HYDERABAD: The future of real estate strongly associates with ‘Green Buildings’. Despite the fact that almost all real estate developers acknowledge it, only a handful of them are able to follow. Launching a green project, from a real estate developer’s perspective, is commercially unviable and thus not necessary. And they are right to a large extent. Since green projects require a relatively higher level of initial capital expenditure, developers find it difficult to go ahead unless they are supported by meaningful incentives from the government.
The global scenario
Countries which have been successful in promoting green practices in construction have ensured an active involvement of state governments and local authorities in the process. For instance, in the United States, Chicago’s Department of Construction and Permits (DCAP) provides permits to green projects within 15 days, on a preferential basis. The city of Portland offers free technical assistance to real estate developers on implementing environment-friendly practices in their projects.
Hyderabad as a torchbearer
Recognising the role of local bodies in promoting environmental-friendly practices in real estate development, the Greater Hyderabad Municipal Corporation (GHMC) has taken steps in the right direction. The Corporation is providing 10 per cent concession on property tax on using solar water heating equipment. Furthermore, an additional concession of 10 per cent is granted on developing water harvesting infrastructure.The Corporation has also reduced the impact fee for developers who adopt environment-friendly practices in their projects.
Nevetheless, Hyderabad has always been a centre of excellence in terms of green buildings. The CII-Sohrabji Green Business Centre is one of the few buildings, which was awarded the ‘platinum’ rating by the Leadership in Energy and Environmental Design (LEED)way back in 2004. It was the greenest building in the world in that era.

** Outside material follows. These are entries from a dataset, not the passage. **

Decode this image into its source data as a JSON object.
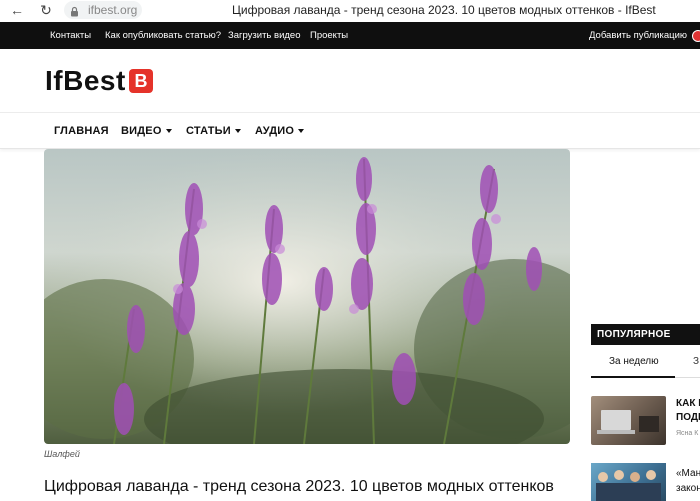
{
  "browser": {
    "url": "ifbest.org",
    "title": "Цифровая лаванда - тренд сезона 2023. 10 цветов модных оттенков - IfBest"
  },
  "topbar": {
    "links": [
      "Контакты",
      "Как опубликовать статью?",
      "Загрузить видео",
      "Проекты"
    ],
    "add_publication": "Добавить публикацию"
  },
  "logo": {
    "text": "IfBest",
    "badge": "B"
  },
  "mainnav": {
    "items": [
      {
        "label": "ГЛАВНАЯ"
      },
      {
        "label": "ВИДЕО"
      },
      {
        "label": "СТАТЬИ"
      },
      {
        "label": "АУДИО"
      }
    ]
  },
  "article": {
    "image_caption": "Шалфей",
    "title": "Цифровая лаванда - тренд сезона 2023. 10 цветов модных оттенков"
  },
  "sidebar": {
    "popular_heading": "ПОПУЛЯРНОЕ",
    "tab_week": "За неделю",
    "tab_next": "З",
    "items": [
      {
        "title_line1": "КАК И",
        "title_line2": "ПОДР",
        "author": "Ясна К"
      },
      {
        "title_line1": "«Ман",
        "title_line2": "закон"
      }
    ]
  },
  "colors": {
    "topbar_bg": "#0f0f0f",
    "logo_badge": "#e5332a",
    "popular_heading_bg": "#111111"
  }
}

Today, more than 20 buidlings are certified by LEEDs in Hyderabad. Although the number of green buildings is growing steadily, there is a lot to be done vis-à-vis India’s global footprint in this segment – and Hyderabad looks like a torchbearer indeed.